Very interesting stats! Something I hadn't really thought about. Maybe it's easier for publishers to push YA stuff here because if it has already done well in America then most of their advertising is already done for them and we've probably heard of the book via the internet.

Rowena House said...

Very well said, Keren. Books being low investment (relatively speaking) ought to be one market which bucks the 'show business' trend of US dominance.

Barbara Band said...

I don't think it's an abandonment of UK YA by young people, I think it's the lure of a story and characters they can identify with but in a setting that has more appeal. These readers grow up with a media dominated by the US - most of the films they watch are set in the USA, they follow US culture with their clothes, food, music, etc. It's no wonder that they want to read about that world too. I know when I'm in New York I feel as if I'm on a film set, definitely don't feel like that when I'm in London (which I should add is my favourite city in the world as well as being my home town).
They want to read about teenagers with the same issues they have, dealing with the same problems, facing the same situations … but put all that in a US setting and it probably feels more edgy than if it was set in a run-down council estate which is probably all too familiar to them.

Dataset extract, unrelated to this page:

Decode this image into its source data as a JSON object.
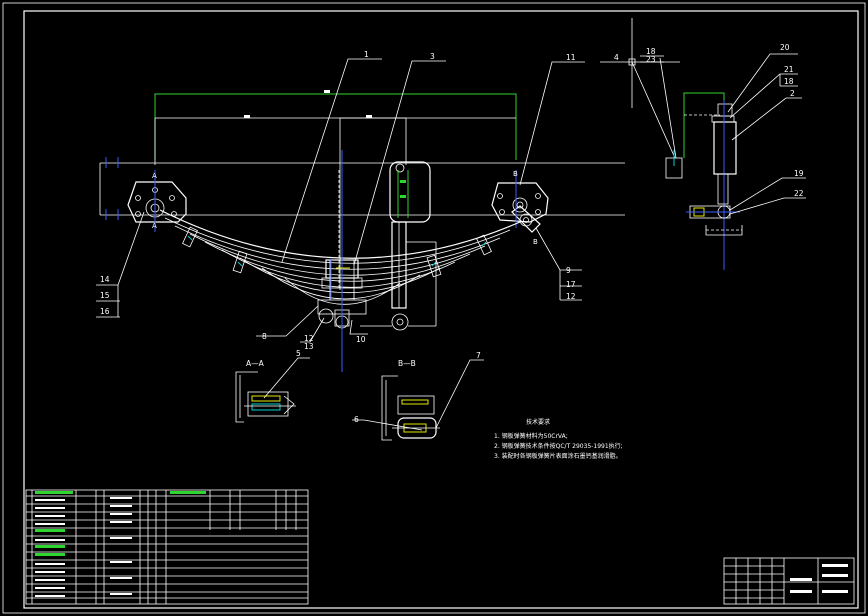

Penny Dolan said...

Keren, an excellent & well-grounded post which I missed yesterday and which makes me angry too.

Barbara, that's a good point about the apparent "glamour" of the US setting against the dull (and rainy?) every-dayness of here, yet when there are few UKYA books pushed & promoted and fewer linked to tv or films, the odds don't seem rightly or kindly stacked. How do the kids get to hear of the books and voices?

Keren David said...

I'm not sure that I agree, Barbara. I think that teenagers are happy to read British-based books, and will borrow them from school libraries, say. But when people - not just teenagers - buy books, they tend to go for the ones linked to films or TV. And if you look on a Waterstone's table, for example, most of the YA books there are American.